Farm Progress is part of the Informa Markets Division of Informa PLC

This site is operated by a business or businesses owned by Informa PLC and all copyright resides with them. Informa PLC's registered office is 5 Howick Place, London SW1P 1WG. Registered in England and Wales. Number 8860726.

Serving: IN
Brock Harpur displays a jar of Boiler Bee Honey
GOING COMMERCIAL: Brock Harpur displays a jar of Boiler Bee Honey, a product that resulted from collaboration between Purdue’s Entomology and Food Science departments.

Purdue class project results in new honey product

The public will be able to buy the honey, which debuted at the Purdue Ag Alumni Fish Fry.

Students in the College of Agriculture at Purdue University get real-life training through projects that extend outside the classroom. Boiler Bee Honey is the result of one of those experiences.

“My students wanted to go further than just learn about honeybees,” explains Brock Harpur, a Purdue entomologist involved with the university’s apiary. “They convinced me that we should produce honey from our beehives that we could sell.”

Boiler Bee Honey debuted at the 2020 Purdue Ag Alumni Fish Fry. A bottle of honey was placed on each table, and was also available for sale at $5 per bottle.
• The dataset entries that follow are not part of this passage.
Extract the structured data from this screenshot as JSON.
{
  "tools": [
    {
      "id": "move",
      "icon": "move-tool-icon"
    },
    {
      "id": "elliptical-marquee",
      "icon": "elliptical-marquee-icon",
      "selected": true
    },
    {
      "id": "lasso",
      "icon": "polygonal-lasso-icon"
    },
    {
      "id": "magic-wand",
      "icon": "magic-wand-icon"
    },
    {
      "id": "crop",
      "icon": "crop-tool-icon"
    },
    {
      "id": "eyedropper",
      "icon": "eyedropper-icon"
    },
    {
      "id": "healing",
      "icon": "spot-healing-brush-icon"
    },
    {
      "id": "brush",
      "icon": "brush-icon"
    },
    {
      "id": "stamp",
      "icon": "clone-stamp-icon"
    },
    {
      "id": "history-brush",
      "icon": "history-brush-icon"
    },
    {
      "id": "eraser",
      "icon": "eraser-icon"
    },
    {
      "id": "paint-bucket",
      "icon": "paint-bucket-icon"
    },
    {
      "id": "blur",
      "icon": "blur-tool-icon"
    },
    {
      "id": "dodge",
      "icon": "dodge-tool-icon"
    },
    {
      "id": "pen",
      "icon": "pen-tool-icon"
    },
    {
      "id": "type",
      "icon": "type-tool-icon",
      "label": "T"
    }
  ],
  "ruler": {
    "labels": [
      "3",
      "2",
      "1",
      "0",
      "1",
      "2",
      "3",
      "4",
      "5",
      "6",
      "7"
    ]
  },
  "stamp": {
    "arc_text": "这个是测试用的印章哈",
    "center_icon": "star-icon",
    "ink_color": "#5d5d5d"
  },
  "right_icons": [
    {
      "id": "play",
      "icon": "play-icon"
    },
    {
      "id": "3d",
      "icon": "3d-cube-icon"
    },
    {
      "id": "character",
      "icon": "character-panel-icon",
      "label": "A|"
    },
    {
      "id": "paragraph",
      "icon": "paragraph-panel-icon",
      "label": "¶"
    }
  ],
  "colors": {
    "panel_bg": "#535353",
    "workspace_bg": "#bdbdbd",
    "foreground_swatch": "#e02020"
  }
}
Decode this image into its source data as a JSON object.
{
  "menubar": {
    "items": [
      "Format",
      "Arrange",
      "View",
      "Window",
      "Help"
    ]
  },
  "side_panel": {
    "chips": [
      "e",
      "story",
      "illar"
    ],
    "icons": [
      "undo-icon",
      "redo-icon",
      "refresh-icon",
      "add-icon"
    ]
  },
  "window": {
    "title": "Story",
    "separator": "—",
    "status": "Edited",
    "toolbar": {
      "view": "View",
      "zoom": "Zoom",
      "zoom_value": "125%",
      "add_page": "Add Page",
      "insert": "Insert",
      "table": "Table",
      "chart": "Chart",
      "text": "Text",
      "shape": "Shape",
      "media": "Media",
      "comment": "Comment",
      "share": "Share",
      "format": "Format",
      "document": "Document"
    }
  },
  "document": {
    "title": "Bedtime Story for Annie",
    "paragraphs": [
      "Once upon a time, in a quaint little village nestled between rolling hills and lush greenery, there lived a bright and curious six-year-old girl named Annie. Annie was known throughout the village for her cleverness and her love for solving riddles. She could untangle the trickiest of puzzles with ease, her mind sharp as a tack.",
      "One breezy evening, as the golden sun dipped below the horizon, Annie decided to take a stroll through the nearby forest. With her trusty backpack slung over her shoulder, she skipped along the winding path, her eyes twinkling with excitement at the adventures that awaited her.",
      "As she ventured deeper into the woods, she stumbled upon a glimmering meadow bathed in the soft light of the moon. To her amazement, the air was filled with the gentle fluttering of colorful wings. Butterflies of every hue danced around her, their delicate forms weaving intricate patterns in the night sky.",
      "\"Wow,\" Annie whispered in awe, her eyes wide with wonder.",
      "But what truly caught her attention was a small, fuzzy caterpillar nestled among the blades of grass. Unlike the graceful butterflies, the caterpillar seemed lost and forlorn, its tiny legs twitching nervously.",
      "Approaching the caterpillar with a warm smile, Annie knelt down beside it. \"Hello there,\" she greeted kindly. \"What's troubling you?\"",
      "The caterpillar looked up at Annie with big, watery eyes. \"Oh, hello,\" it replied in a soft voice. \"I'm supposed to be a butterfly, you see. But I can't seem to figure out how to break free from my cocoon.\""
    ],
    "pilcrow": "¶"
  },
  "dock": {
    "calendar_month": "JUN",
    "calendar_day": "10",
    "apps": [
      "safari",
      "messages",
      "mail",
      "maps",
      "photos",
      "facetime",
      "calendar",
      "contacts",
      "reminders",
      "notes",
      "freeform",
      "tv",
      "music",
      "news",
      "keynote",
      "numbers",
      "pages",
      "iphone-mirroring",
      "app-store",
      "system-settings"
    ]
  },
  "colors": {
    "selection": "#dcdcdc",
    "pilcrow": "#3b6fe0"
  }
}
If you’re expecting a pure liquid honey like you might see at county fairs, you might be surprised. “It’s raw honey, and that is how we prefer it,” Harpur says. “If you heat it up, it will change into the pure liquid honey you typically see. Personally, I prefer it in raw, and that’s what we’re selling.”

There’s more to the story than just students in entomology removing honey from a hive. Students in the Purdue Food Science Department became involved. Erik Kurdalek manages the food science pilot lab, which is set up so students can learn actual processing and packaging techniques. The honey is bottled and packaged with student involvement in the lab.

Today, you can buy Boiler Bee Honey at the Boilermaker Butcher Block on the Purdue campus. Plans to make it available elsewhere are in the works.

2nd product debut

Boiler Bee Honey wasn’t the only new product introduced at the Purdue Ag Alumni Fish Fry. Participants feasted on a new Purdue ice cream. One year ago, Boiler Tracks was introduced at the fish fry, and is available today at the Butcher Block.

This year, Gold Rush ice cream debuted. Made with honey, it boasts a creamy, sweet taste. Like Boiler Tracks, it’s also produced by Round Barn Creamery in Kewanna, Ind.

Gold Rush ice cream from Round Barn Creamery, made with a touch of honey
NEW FLAVOR: Gold Rush ice cream from Round Barn Creamery, made with a touch of honey, debuted at the 2020 Purdue Ag Alumni Fish Fry.
TAGS: Education
Hide comments


  • Allowed HTML tags: <em> <strong> <blockquote> <br> <p>

Plain text

  • No HTML tags allowed.
  • Web page addresses and e-mail addresses turn into links automatically.
  • Lines and paragraphs break automatically.